### Input data
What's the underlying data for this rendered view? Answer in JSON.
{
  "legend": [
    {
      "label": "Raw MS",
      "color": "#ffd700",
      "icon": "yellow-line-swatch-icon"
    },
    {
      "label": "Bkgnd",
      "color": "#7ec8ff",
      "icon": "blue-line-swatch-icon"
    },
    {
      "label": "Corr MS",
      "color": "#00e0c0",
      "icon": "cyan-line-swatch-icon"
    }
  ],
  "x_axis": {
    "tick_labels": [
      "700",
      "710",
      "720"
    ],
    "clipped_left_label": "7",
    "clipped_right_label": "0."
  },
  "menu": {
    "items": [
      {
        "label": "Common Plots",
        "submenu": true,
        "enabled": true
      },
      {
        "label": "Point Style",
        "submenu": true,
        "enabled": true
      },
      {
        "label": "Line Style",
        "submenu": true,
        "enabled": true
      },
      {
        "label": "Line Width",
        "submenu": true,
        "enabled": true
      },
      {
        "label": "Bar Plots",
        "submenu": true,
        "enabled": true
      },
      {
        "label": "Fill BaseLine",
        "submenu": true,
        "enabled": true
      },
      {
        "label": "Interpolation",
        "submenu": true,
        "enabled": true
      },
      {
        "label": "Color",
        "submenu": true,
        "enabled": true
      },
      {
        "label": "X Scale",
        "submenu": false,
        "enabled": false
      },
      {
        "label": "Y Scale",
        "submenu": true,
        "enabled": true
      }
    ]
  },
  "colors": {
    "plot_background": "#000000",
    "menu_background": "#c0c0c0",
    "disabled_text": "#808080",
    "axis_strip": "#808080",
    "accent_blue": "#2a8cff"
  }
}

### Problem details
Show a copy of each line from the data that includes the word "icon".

### Response to this exercise
      "icon": "yellow-line-swatch-icon"
      "icon": "blue-line-swatch-icon"
      "icon": "cyan-line-swatch-icon"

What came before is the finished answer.